Work required:
The answer is the set of lines that include "chevron", copied from the data below.

Listed entries:
▼▼▼

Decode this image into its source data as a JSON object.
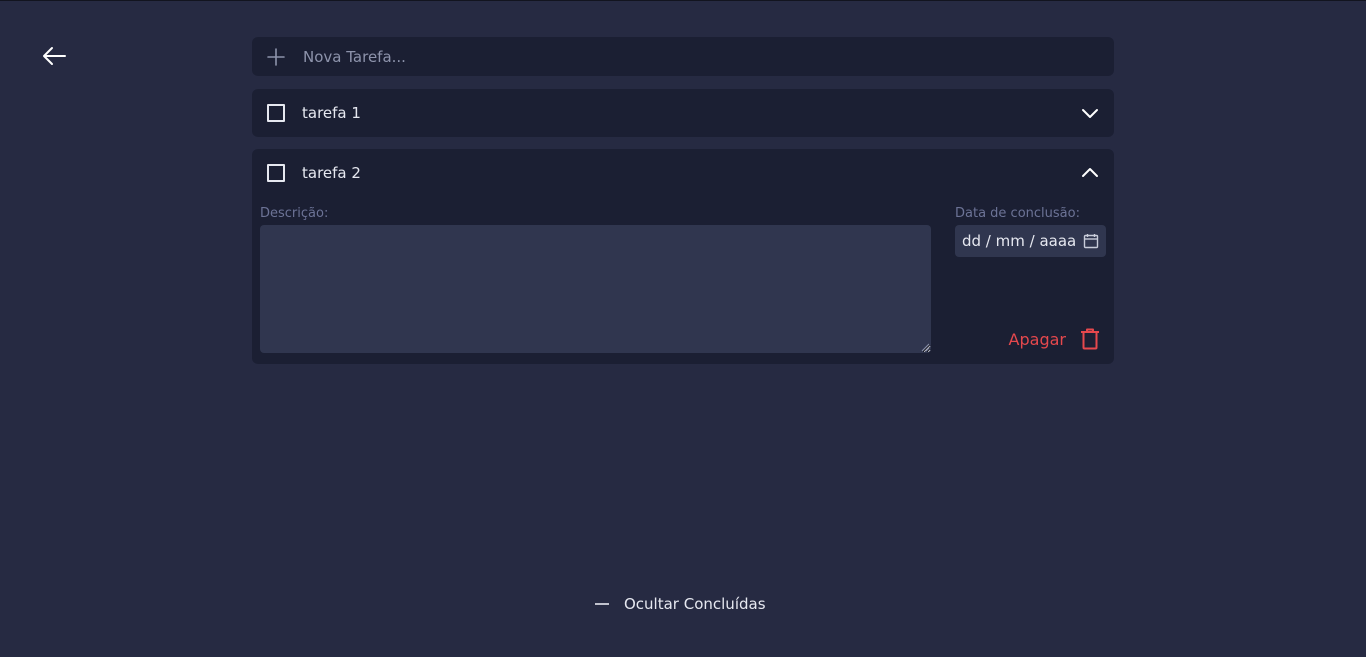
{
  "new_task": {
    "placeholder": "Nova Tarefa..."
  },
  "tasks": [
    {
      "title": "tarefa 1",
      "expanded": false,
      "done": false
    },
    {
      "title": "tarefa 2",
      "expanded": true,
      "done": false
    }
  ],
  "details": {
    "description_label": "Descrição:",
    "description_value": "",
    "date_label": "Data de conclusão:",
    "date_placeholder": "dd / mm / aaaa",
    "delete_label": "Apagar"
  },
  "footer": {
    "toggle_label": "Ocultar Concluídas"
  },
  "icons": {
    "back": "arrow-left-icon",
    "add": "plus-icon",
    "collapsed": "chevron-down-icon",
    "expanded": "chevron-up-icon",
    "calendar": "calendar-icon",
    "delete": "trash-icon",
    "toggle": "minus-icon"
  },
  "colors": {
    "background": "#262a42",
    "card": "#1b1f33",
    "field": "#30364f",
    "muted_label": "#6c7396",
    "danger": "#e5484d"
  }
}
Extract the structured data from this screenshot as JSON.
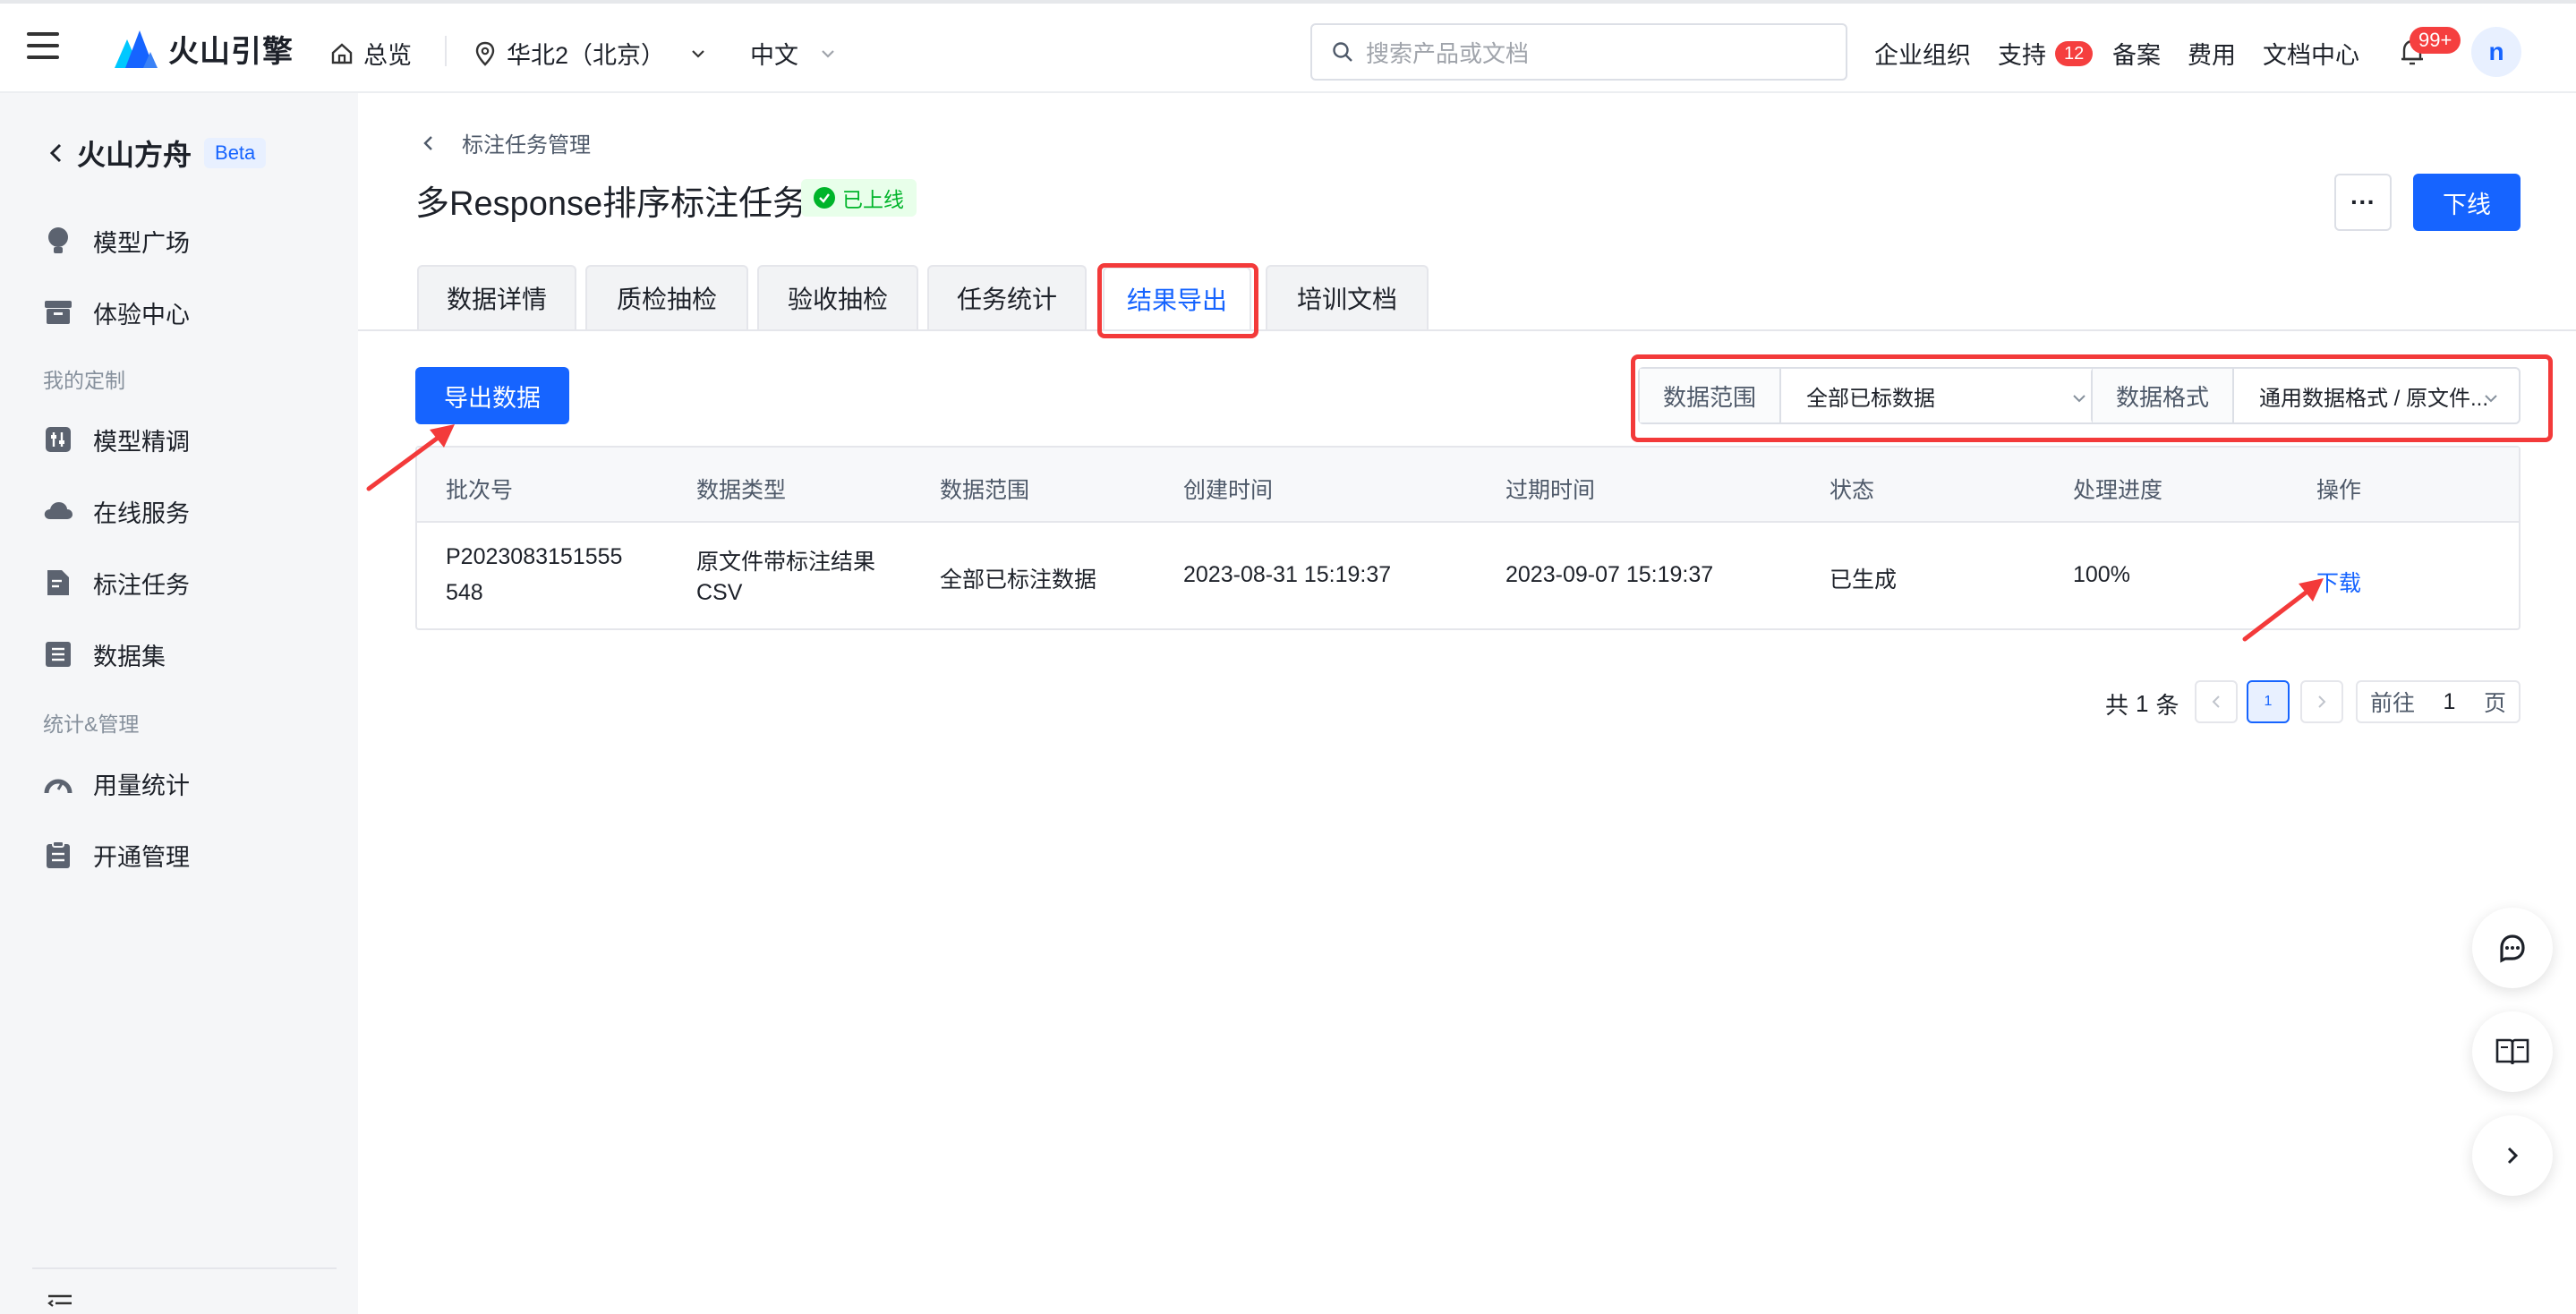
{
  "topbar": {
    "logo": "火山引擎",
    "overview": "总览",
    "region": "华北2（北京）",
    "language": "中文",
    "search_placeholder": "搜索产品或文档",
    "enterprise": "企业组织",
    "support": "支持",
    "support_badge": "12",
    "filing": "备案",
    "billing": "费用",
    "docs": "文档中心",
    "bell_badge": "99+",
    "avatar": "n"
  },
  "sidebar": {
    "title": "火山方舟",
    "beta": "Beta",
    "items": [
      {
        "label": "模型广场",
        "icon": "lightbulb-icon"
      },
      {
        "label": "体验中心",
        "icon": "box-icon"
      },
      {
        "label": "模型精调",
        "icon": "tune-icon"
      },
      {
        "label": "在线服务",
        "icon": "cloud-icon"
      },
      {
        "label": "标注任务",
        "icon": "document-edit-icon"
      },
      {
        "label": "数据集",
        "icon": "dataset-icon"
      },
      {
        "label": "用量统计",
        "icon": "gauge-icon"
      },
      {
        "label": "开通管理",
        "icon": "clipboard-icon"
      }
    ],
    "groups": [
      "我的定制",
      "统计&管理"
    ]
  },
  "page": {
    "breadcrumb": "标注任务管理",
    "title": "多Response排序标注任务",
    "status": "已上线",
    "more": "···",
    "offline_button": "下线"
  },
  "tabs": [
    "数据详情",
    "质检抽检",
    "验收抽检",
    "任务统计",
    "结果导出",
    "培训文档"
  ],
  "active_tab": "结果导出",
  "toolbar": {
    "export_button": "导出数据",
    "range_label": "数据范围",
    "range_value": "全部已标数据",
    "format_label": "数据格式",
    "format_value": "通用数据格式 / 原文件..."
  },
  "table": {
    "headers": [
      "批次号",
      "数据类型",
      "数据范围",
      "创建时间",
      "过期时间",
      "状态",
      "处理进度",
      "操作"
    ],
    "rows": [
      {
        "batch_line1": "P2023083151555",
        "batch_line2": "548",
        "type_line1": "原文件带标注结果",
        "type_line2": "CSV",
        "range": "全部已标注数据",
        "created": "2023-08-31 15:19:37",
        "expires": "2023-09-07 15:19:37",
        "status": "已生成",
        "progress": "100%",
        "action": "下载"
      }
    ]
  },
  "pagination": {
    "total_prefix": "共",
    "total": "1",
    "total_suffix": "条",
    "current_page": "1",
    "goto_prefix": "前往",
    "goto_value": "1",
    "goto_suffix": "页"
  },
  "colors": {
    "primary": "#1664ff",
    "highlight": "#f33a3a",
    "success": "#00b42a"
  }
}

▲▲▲

Problem solution:
    "collapsed": "chevron-down-icon",
    "expanded": "chevron-up-icon",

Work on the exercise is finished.